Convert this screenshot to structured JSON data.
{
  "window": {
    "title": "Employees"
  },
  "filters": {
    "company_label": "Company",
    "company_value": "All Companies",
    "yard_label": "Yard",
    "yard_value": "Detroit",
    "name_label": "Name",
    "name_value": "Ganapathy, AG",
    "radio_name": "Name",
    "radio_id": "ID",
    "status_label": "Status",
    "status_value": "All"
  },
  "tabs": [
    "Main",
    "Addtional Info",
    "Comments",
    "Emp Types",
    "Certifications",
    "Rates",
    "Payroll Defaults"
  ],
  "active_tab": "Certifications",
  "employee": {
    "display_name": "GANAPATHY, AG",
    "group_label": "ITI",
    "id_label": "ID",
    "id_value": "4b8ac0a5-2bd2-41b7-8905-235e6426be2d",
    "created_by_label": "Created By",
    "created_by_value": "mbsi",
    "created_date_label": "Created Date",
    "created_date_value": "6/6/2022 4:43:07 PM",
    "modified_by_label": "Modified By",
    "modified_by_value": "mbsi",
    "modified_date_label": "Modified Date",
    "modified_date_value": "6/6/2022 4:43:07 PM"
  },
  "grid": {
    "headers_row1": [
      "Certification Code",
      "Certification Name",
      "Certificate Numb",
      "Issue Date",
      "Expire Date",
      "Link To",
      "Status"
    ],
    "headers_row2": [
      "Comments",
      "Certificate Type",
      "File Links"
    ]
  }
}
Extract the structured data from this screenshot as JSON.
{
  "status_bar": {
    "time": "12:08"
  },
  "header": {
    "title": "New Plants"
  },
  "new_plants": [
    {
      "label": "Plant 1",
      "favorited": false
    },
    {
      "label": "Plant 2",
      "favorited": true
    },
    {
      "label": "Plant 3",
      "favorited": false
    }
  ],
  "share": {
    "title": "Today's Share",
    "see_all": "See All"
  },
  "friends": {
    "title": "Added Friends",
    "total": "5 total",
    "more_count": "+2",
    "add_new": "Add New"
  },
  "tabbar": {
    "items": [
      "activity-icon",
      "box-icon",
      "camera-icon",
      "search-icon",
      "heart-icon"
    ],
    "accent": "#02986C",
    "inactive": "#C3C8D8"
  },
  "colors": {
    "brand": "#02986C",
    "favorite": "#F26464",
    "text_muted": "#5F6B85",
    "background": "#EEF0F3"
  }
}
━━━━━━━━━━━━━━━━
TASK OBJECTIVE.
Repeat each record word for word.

RESPONSE BOX.
Convert this screenshot to structured JSON data.
{
  "window": {
    "title": "Employees"
  },
  "filters": {
    "company_label": "Company",
    "company_value": "All Companies",
    "yard_label": "Yard",
    "yard_value": "Detroit",
    "name_label": "Name",
    "name_value": "Ganapathy, AG",
    "radio_name": "Name",
    "radio_id": "ID",
    "status_label": "Status",
    "status_value": "All"
  },
  "tabs": [
    "Main",
    "Addtional Info",
    "Comments",
    "Emp Types",
    "Certifications",
    "Rates",
    "Payroll Defaults"
  ],
  "active_tab": "Certifications",
  "employee": {
    "display_name": "GANAPATHY, AG",
    "group_label": "ITI",
    "id_label": "ID",
    "id_value": "4b8ac0a5-2bd2-41b7-8905-235e6426be2d",
    "created_by_label": "Created By",
    "created_by_value": "mbsi",
    "created_date_label": "Created Date",
    "created_date_value": "6/6/2022 4:43:07 PM",
    "modified_by_label": "Modified By",
    "modified_by_value": "mbsi",
    "modified_date_label": "Modified Date",
    "modified_date_value": "6/6/2022 4:43:07 PM"
  },
  "grid": {
    "headers_row1": [
      "Certification Code",
      "Certification Name",
      "Certificate Numb",
      "Issue Date",
      "Expire Date",
      "Link To",
      "Status"
    ],
    "headers_row2": [
      "Comments",
      "Certificate Type",
      "File Links"
    ]
  }
}
Extract the structured data from this screenshot as JSON.
{
  "status_bar": {
    "time": "12:08"
  },
  "header": {
    "title": "New Plants"
  },
  "new_plants": [
    {
      "label": "Plant 1",
      "favorited": false
    },
    {
      "label": "Plant 2",
      "favorited": true
    },
    {
      "label": "Plant 3",
      "favorited": false
    }
  ],
  "share": {
    "title": "Today's Share",
    "see_all": "See All"
  },
  "friends": {
    "title": "Added Friends",
    "total": "5 total",
    "more_count": "+2",
    "add_new": "Add New"
  },
  "tabbar": {
    "items": [
      "activity-icon",
      "box-icon",
      "camera-icon",
      "search-icon",
      "heart-icon"
    ],
    "accent": "#02986C",
    "inactive": "#C3C8D8"
  },
  "colors": {
    "brand": "#02986C",
    "favorite": "#F26464",
    "text_muted": "#5F6B85",
    "background": "#EEF0F3"
  }
}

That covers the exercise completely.